- What is required
Exclude the images and repeat all remaining entries exactly.

- Data for this exercise
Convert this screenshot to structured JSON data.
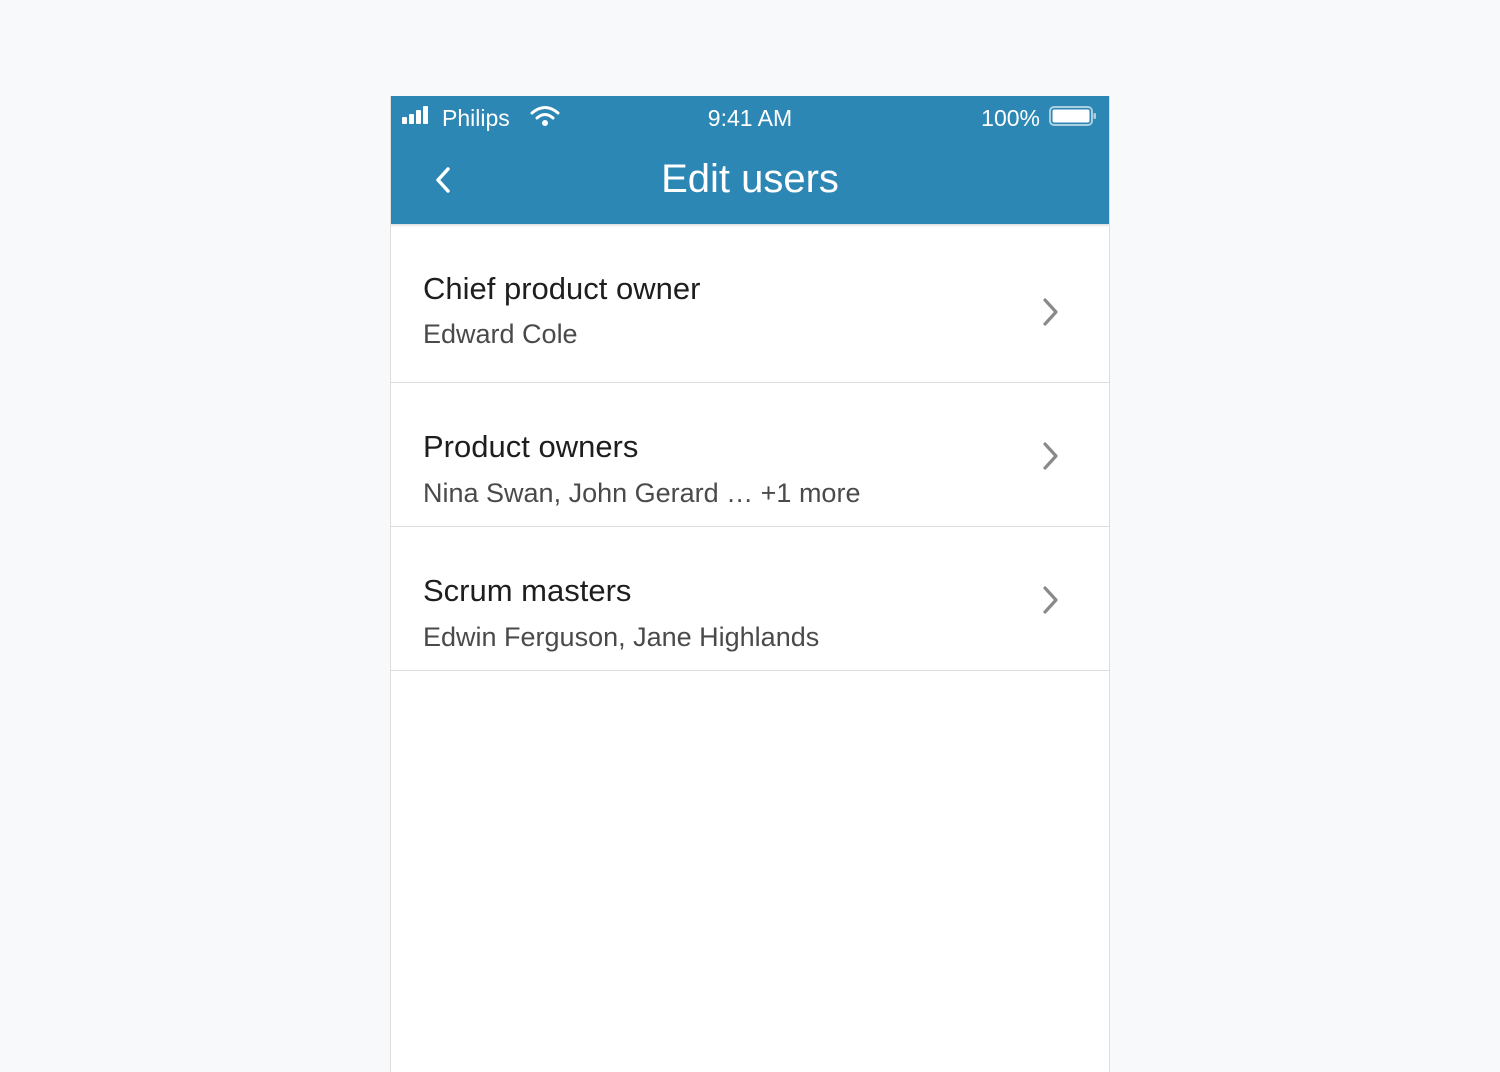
{
  "status_bar": {
    "carrier": "Philips",
    "time": "9:41 AM",
    "battery": "100%"
  },
  "nav": {
    "title": "Edit users"
  },
  "roles": [
    {
      "label": "Chief product owner",
      "users": "Edward Cole"
    },
    {
      "label": "Product owners",
      "users": "Nina Swan, John Gerard … +1 more"
    },
    {
      "label": "Scrum masters",
      "users": "Edwin Ferguson, Jane Highlands"
    }
  ],
  "colors": {
    "header": "#2d87b4",
    "background": "#f8f9fb",
    "divider": "#dddddd",
    "chevron": "#8a8a8a"
  },
  "icons": {
    "signal": "cellular-signal-icon",
    "wifi": "wifi-icon",
    "battery": "battery-icon",
    "back": "chevron-left-icon",
    "row_arrow": "chevron-right-icon"
  }
}
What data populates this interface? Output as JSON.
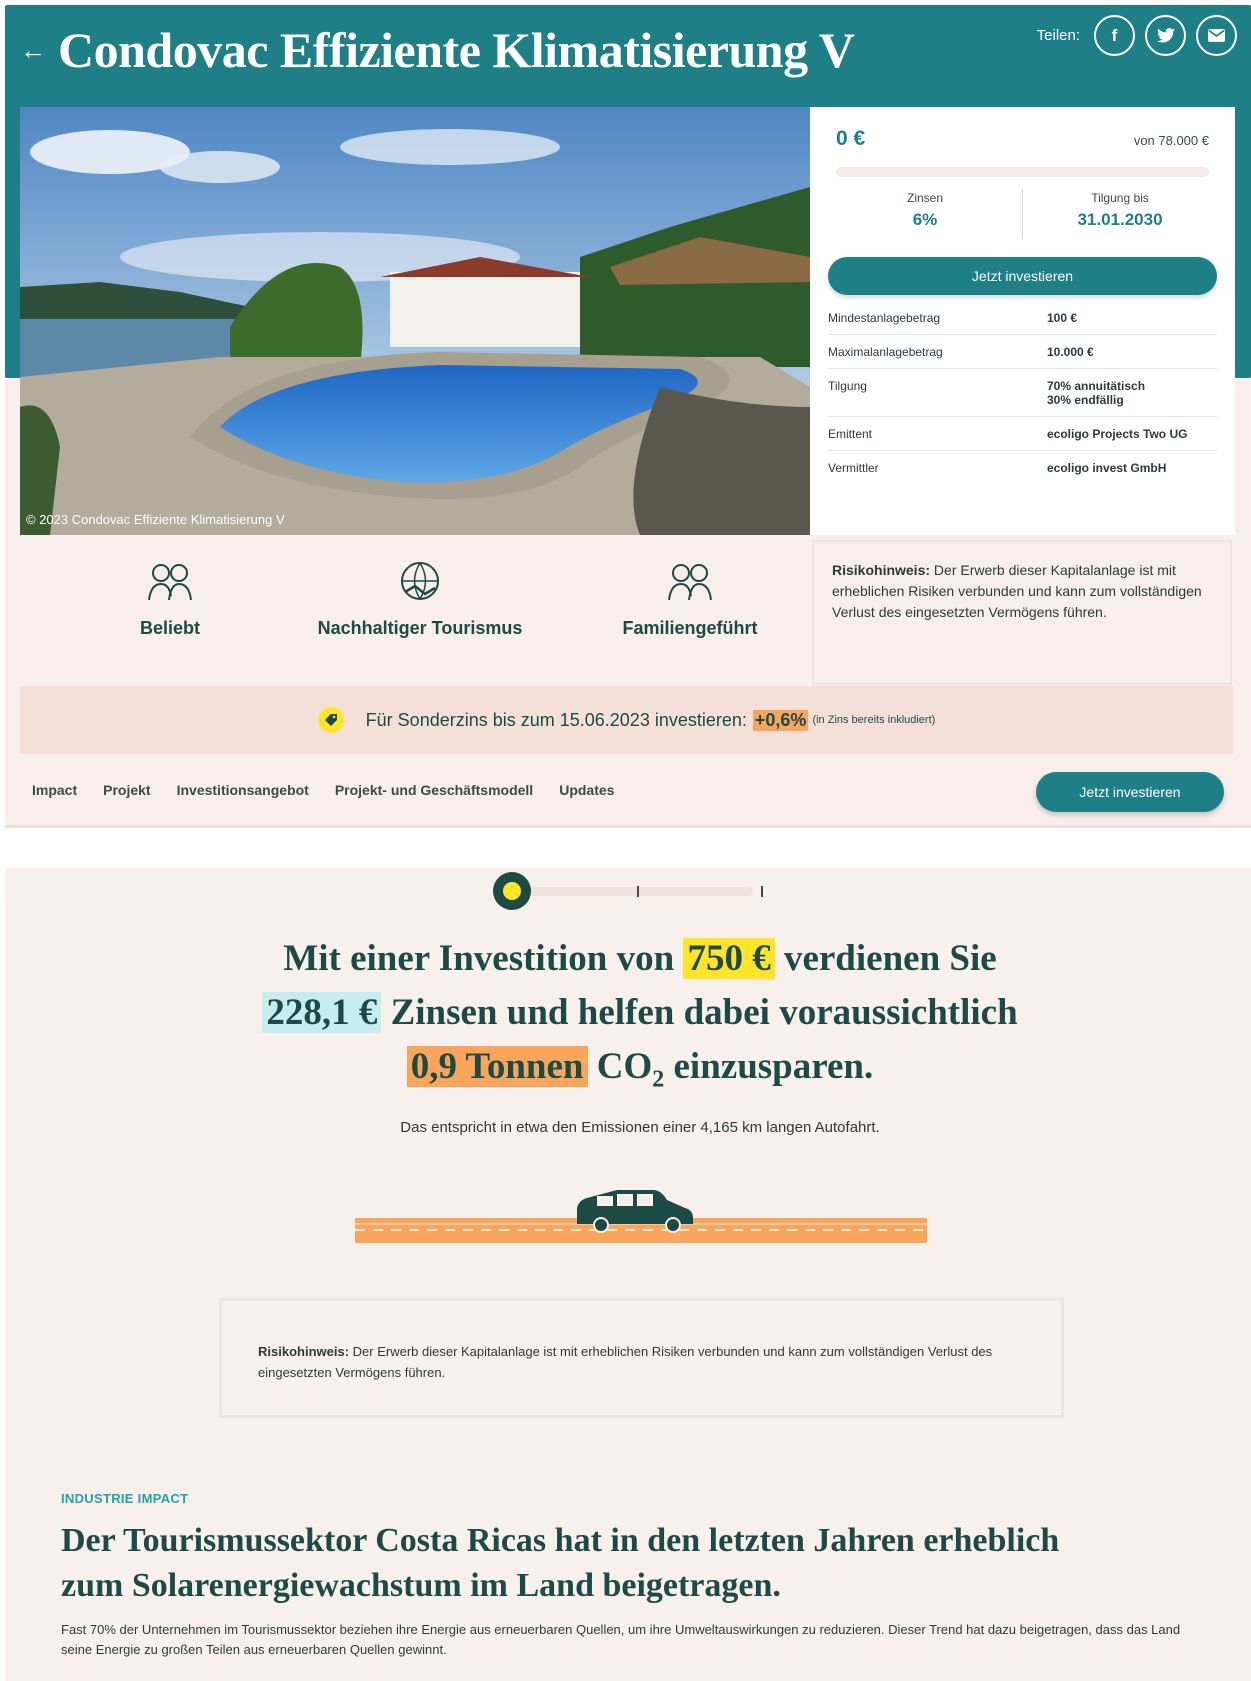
{
  "header": {
    "back_icon": "arrow-left-icon",
    "title": "Condovac Effiziente Klimatisierung V",
    "share_label": "Teilen:",
    "share_buttons": [
      {
        "icon": "facebook-icon",
        "glyph": "f"
      },
      {
        "icon": "twitter-icon",
        "glyph": "🐦"
      },
      {
        "icon": "mail-icon",
        "glyph": "✉"
      }
    ]
  },
  "photo": {
    "caption": "© 2023 Condovac Effiziente Klimatisierung V"
  },
  "card": {
    "amount": "0 €",
    "amount_of": "von 78.000 €",
    "progress_fraction": 0,
    "interest_label": "Zinsen",
    "interest_value": "6%",
    "repayment_label": "Tilgung bis",
    "repayment_value": "31.01.2030",
    "invest_label": "Jetzt investieren",
    "facts": [
      {
        "label": "Mindestanlagebetrag",
        "value": "100 €"
      },
      {
        "label": "Maximalanlagebetrag",
        "value": "10.000 €"
      },
      {
        "label": "Tilgung",
        "value": "70% annuitätisch",
        "value2": "30% endfällig"
      },
      {
        "label": "Emittent",
        "value": "ecoligo Projects Two UG"
      },
      {
        "label": "Vermittler",
        "value": "ecoligo invest GmbH"
      }
    ]
  },
  "features": [
    {
      "icon": "people-icon",
      "label": "Beliebt"
    },
    {
      "icon": "globe-handshake-icon",
      "label": "Nachhaltiger Tourismus"
    },
    {
      "icon": "family-icon",
      "label": "Familiengeführt"
    }
  ],
  "risk_notice": {
    "bold": "Risikohinweis:",
    "text": " Der Erwerb dieser Kapitalanlage ist mit erheblichen Risiken verbunden und kann zum vollständigen Verlust des eingesetzten Vermögens führen."
  },
  "bonus": {
    "icon": "tag-icon",
    "text": "Für Sonderzins bis zum 15.06.2023 investieren:",
    "highlight": "+0,6%",
    "note": "(in Zins bereits inkludiert)"
  },
  "nav": {
    "items": [
      "Impact",
      "Projekt",
      "Investitionsangebot",
      "Projekt- und Geschäftsmodell",
      "Updates"
    ],
    "cta": "Jetzt investieren"
  },
  "impact": {
    "slider_level_index": 0,
    "line1_pre": "Mit einer Investition von",
    "investment": "750 €",
    "line1_post": "verdienen Sie",
    "interest": "228,1 €",
    "line2_post": "Zinsen und helfen dabei voraussichtlich",
    "co2": "0,9 Tonnen",
    "co2_label": "CO",
    "co2_sub": "2",
    "line3_post": "einzusparen.",
    "equivalent": "Das entspricht in etwa den Emissionen einer 4,165 km langen Autofahrt.",
    "car_icon": "car-icon"
  },
  "industry": {
    "eyebrow": "INDUSTRIE IMPACT",
    "title": "Der Tourismussektor Costa Ricas hat in den letzten Jahren erheblich zum Solarenergiewachstum im Land beigetragen.",
    "text": "Fast 70% der Unternehmen im Tourismussektor beziehen ihre Energie aus erneuerbaren Quellen, um ihre Umweltauswirkungen zu reduzieren. Dieser Trend hat dazu beigetragen, dass das Land seine Energie zu großen Teilen aus erneuerbaren Quellen gewinnt."
  },
  "colors": {
    "brand_teal": "#1f7f86",
    "dark_green": "#1d4a45",
    "yellow": "#ffe42c",
    "orange": "#f9a65c",
    "light_blue": "#c6eef0",
    "pink_bg": "#f8eeeb"
  }
}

- Solution for this task
Convert this screenshot to structured JSON data.
{
  "status_bar": {
    "carrier": "Philips",
    "time": "9:41 AM",
    "battery": "100%"
  },
  "nav": {
    "title": "Edit users"
  },
  "roles": [
    {
      "label": "Chief product owner",
      "users": "Edward Cole"
    },
    {
      "label": "Product owners",
      "users": "Nina Swan, John Gerard … +1 more"
    },
    {
      "label": "Scrum masters",
      "users": "Edwin Ferguson, Jane Highlands"
    }
  ],
  "colors": {
    "header": "#2d87b4",
    "background": "#f8f9fb",
    "divider": "#dddddd",
    "chevron": "#8a8a8a"
  },
  "icons": {
    "signal": "cellular-signal-icon",
    "wifi": "wifi-icon",
    "battery": "battery-icon",
    "back": "chevron-left-icon",
    "row_arrow": "chevron-right-icon"
  }
}
What data populates this interface? Output as JSON.
{
  "header": {
    "back_icon": "arrow-left-icon",
    "title": "Condovac Effiziente Klimatisierung V",
    "share_label": "Teilen:",
    "share_buttons": [
      {
        "icon": "facebook-icon",
        "glyph": "f"
      },
      {
        "icon": "twitter-icon",
        "glyph": "🐦"
      },
      {
        "icon": "mail-icon",
        "glyph": "✉"
      }
    ]
  },
  "photo": {
    "caption": "© 2023 Condovac Effiziente Klimatisierung V"
  },
  "card": {
    "amount": "0 €",
    "amount_of": "von 78.000 €",
    "progress_fraction": 0,
    "interest_label": "Zinsen",
    "interest_value": "6%",
    "repayment_label": "Tilgung bis",
    "repayment_value": "31.01.2030",
    "invest_label": "Jetzt investieren",
    "facts": [
      {
        "label": "Mindestanlagebetrag",
        "value": "100 €"
      },
      {
        "label": "Maximalanlagebetrag",
        "value": "10.000 €"
      },
      {
        "label": "Tilgung",
        "value": "70% annuitätisch",
        "value2": "30% endfällig"
      },
      {
        "label": "Emittent",
        "value": "ecoligo Projects Two UG"
      },
      {
        "label": "Vermittler",
        "value": "ecoligo invest GmbH"
      }
    ]
  },
  "features": [
    {
      "icon": "people-icon",
      "label": "Beliebt"
    },
    {
      "icon": "globe-handshake-icon",
      "label": "Nachhaltiger Tourismus"
    },
    {
      "icon": "family-icon",
      "label": "Familiengeführt"
    }
  ],
  "risk_notice": {
    "bold": "Risikohinweis:",
    "text": " Der Erwerb dieser Kapitalanlage ist mit erheblichen Risiken verbunden und kann zum vollständigen Verlust des eingesetzten Vermögens führen."
  },
  "bonus": {
    "icon": "tag-icon",
    "text": "Für Sonderzins bis zum 15.06.2023 investieren:",
    "highlight": "+0,6%",
    "note": "(in Zins bereits inkludiert)"
  },
  "nav": {
    "items": [
      "Impact",
      "Projekt",
      "Investitionsangebot",
      "Projekt- und Geschäftsmodell",
      "Updates"
    ],
    "cta": "Jetzt investieren"
  },
  "impact": {
    "slider_level_index": 0,
    "line1_pre": "Mit einer Investition von",
    "investment": "750 €",
    "line1_post": "verdienen Sie",
    "interest": "228,1 €",
    "line2_post": "Zinsen und helfen dabei voraussichtlich",
    "co2": "0,9 Tonnen",
    "co2_label": "CO",
    "co2_sub": "2",
    "line3_post": "einzusparen.",
    "equivalent": "Das entspricht in etwa den Emissionen einer 4,165 km langen Autofahrt.",
    "car_icon": "car-icon"
  },
  "industry": {
    "eyebrow": "INDUSTRIE IMPACT",
    "title": "Der Tourismussektor Costa Ricas hat in den letzten Jahren erheblich zum Solarenergiewachstum im Land beigetragen.",
    "text": "Fast 70% der Unternehmen im Tourismussektor beziehen ihre Energie aus erneuerbaren Quellen, um ihre Umweltauswirkungen zu reduzieren. Dieser Trend hat dazu beigetragen, dass das Land seine Energie zu großen Teilen aus erneuerbaren Quellen gewinnt."
  },
  "colors": {
    "brand_teal": "#1f7f86",
    "dark_green": "#1d4a45",
    "yellow": "#ffe42c",
    "orange": "#f9a65c",
    "light_blue": "#c6eef0",
    "pink_bg": "#f8eeeb"
  }
}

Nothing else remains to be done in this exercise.